Metropolitan King County Council Member Bob Ferguson and Seattle City Council member Mike O'Brien host a "town hall" meeting about the proposed new arena in Seattle's Sodo District.
Seattle Times staff reporter
More than 200 people packed a North Seattle Community College cafeteria for a boisterous "town hall meeting" Tuesday night on the proposal to build a $490 million sports arena in Sodo, with up to $200 million in public investment.
The first such meeting held outside government buildings was organized by Metropolitan King County Council member Bob Ferguson and Seattle City Council member Mike O'Brien, both of whom live in North Seattle.
Fielding questions and statements — and occasional eruptions of applause and catcalls — Ferguson and O'Brien stressed that they had not made up their minds on the proposal led by hedge-fund manager Chris Hansen. They said they hoped to make the proposal better for the public by hearing from citizens on both sides.
Both said they were looking for more data about key questions, and both did a pretty good balancing act when it came to their views.
Ferguson said he wants his decision to be "driven by independent analysis so it's not just who's speaking the loudest."
O'Brien said he was sympathetic to those who don't think any public money should be spent on pro sports. "I wish there was a different reality, but when you look around the country, just about every sports team requires some public investment. If I turn my back on that, some of the community would be very harmed" because pro sports are important to them, he said.
Many in the crowd wore green-and-gold attire of the departed Sonics, and supporters seemed to outnumber opponents. But skeptics held their own at the microphone, asking roughly as many pointed questions as fans.
Many of the questions revolved around KeyArena — why it wasn't part of the proposal and what would happen to it and the people who still work there — if a new arena were built in Sodo.
Ferguson and O'Brien explained that Hansen has been clear he doesn't want to invest in KeyArena. He has said he wouldn't do it even if the city were to give him KeyArena, according to O'Brien.
"You have to respect his decision," Ferguson added. "He's a private investor putting the money up."
Scott Feldman, an arena supporter, wore a "Sonics Thief" T-shirt with a Starbucks logo on it, a jab at former Sonics owner and Starbucks CEO Howard Schultz, who sold the Sonics to businessmen in Oklahoma City, where the team now plays. Feldman said KeyArena is a "sunk cost that should not be part of the conversation anymore."

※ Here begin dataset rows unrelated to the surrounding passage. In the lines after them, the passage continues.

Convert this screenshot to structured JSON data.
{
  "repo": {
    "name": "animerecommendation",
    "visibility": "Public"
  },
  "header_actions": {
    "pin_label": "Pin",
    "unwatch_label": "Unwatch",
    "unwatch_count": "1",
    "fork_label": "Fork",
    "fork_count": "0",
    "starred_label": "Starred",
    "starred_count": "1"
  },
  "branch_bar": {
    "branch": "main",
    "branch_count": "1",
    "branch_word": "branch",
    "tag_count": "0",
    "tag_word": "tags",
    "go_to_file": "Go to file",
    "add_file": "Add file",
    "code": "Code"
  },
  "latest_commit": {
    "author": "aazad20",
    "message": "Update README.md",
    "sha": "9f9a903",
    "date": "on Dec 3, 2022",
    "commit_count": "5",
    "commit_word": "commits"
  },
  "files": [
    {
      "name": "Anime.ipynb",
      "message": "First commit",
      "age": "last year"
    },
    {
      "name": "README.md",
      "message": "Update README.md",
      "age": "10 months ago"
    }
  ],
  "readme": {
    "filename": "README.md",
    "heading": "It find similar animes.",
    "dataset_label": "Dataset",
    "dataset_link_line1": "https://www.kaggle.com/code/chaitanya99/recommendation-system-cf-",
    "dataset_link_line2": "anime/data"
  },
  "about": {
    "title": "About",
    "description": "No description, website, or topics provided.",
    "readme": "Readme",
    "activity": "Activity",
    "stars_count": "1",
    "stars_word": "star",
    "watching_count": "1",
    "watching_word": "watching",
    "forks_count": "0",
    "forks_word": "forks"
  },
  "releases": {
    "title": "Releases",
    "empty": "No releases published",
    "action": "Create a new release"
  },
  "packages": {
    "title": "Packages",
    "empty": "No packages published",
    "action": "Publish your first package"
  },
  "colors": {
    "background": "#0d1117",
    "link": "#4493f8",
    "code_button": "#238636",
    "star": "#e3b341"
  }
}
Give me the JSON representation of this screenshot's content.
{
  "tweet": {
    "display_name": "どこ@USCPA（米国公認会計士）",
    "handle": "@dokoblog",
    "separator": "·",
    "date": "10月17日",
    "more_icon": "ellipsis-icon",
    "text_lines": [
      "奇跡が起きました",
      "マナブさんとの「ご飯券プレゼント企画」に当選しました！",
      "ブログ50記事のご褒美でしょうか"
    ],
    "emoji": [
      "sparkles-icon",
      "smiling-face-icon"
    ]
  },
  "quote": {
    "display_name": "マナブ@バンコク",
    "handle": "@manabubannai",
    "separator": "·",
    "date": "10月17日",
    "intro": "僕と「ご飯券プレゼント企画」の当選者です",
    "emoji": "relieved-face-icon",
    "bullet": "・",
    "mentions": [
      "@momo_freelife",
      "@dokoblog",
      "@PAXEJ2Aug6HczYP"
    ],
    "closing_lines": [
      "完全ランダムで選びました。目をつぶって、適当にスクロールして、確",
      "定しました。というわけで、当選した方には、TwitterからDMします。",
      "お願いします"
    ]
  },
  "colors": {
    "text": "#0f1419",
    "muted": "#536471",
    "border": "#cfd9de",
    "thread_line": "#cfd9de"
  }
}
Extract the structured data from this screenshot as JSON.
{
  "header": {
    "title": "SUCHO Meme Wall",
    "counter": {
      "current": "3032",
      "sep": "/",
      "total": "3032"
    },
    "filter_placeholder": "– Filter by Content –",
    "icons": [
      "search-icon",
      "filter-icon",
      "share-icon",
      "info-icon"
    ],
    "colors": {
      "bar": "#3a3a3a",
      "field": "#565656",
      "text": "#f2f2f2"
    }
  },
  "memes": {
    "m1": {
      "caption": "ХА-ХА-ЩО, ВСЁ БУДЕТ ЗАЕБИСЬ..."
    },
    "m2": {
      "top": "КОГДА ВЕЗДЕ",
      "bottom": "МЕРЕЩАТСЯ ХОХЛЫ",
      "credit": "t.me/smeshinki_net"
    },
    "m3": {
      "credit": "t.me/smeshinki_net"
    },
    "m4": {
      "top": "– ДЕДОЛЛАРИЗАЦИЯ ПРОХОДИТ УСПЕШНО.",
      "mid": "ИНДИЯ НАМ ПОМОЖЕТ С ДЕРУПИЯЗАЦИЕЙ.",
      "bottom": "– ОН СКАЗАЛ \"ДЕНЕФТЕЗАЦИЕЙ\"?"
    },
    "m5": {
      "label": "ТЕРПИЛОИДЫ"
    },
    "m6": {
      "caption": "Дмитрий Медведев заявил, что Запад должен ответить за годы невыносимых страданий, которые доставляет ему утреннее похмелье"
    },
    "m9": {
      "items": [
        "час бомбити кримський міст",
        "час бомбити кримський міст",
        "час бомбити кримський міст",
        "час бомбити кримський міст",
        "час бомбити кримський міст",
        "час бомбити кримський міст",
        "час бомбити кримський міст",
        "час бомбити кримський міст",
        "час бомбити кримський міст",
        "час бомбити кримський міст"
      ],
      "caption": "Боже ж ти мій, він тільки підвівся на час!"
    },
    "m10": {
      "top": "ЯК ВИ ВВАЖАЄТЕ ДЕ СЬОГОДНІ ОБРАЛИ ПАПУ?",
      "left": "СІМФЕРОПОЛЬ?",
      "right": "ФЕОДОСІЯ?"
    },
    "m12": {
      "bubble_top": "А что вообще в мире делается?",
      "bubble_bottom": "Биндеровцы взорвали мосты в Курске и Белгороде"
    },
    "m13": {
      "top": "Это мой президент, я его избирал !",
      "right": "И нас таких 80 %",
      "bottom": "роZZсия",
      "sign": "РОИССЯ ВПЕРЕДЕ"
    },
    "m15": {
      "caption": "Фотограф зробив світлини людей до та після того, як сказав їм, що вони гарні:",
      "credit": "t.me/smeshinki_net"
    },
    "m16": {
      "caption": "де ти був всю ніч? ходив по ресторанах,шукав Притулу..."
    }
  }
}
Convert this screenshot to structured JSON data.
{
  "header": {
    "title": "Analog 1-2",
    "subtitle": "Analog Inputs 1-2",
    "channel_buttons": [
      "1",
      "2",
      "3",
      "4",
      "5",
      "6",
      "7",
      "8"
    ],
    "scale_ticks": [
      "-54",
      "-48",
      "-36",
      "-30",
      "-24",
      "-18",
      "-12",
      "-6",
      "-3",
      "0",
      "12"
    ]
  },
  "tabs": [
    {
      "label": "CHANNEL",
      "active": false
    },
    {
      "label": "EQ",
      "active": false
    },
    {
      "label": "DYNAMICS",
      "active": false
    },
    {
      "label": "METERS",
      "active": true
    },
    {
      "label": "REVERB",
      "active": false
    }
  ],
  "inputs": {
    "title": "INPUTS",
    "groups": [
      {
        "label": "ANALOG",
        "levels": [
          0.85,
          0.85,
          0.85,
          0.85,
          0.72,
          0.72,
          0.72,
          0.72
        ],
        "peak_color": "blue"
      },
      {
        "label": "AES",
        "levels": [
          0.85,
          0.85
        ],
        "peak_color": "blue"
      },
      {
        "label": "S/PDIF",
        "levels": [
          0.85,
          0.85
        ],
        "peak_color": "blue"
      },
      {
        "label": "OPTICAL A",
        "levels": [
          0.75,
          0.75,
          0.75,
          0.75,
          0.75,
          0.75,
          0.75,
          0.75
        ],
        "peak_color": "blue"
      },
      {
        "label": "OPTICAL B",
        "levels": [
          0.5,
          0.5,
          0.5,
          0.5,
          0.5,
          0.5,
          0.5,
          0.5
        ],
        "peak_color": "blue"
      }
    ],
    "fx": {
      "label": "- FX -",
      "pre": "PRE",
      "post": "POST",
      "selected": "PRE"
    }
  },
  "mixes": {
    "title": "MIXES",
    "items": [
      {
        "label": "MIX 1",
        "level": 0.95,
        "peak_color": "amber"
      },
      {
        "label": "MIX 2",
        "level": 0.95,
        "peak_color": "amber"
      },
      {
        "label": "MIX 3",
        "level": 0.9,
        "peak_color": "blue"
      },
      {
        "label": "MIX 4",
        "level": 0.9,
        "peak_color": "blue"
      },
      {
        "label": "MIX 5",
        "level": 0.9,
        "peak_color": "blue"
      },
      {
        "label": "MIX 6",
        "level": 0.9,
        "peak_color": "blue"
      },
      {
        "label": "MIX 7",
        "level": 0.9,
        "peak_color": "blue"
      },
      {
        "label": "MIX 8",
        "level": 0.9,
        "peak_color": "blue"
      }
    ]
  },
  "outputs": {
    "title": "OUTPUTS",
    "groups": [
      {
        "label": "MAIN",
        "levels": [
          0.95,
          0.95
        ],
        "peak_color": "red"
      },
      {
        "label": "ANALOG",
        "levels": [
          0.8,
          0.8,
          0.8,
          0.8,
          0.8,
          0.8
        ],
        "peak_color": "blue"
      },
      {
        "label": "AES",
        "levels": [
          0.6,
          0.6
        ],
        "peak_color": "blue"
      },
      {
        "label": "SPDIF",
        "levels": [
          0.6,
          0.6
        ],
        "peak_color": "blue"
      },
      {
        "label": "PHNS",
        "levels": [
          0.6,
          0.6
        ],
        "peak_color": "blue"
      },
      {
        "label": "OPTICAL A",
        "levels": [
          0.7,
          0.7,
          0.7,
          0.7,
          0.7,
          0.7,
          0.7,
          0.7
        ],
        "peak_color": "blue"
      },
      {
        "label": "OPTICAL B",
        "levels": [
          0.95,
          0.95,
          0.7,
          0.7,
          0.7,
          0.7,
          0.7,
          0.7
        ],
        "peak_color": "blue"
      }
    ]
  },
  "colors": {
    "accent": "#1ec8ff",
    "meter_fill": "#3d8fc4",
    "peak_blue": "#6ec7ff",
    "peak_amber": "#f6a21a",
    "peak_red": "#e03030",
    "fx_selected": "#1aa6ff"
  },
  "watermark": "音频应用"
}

Katy Fogg, a KeyArena stage hand, said good jobs like hers need to be kept no matter the outcome of Hansen's proposal.
Many questions and statements during the 75-minute meeting focused on claims by the Port of Seattle that a Sodo arena would threaten its operations.
Lila Smith, a member of the Inlandboatmen's Union, wanted to know why public officials would jeopardize maritime commerce with a new arena.
Chris Carlson, an arena supporter, asked what data supported the Port's concerns about lost jobs, "because we haven't been given any yet."
Ferguson reiterated his desire for independent analysis of the Port's claims, and whether a new arena near the city's football and baseball stadiums would amount to a tipping point against the Port.
"I'm repeating this, but it's critical, and I think it's something that's been missing. I will be asking for an economic analysis and won't support (the proposal) without it," he said.
Bob Young: 206-464-2174 or firstname.lastname@example.org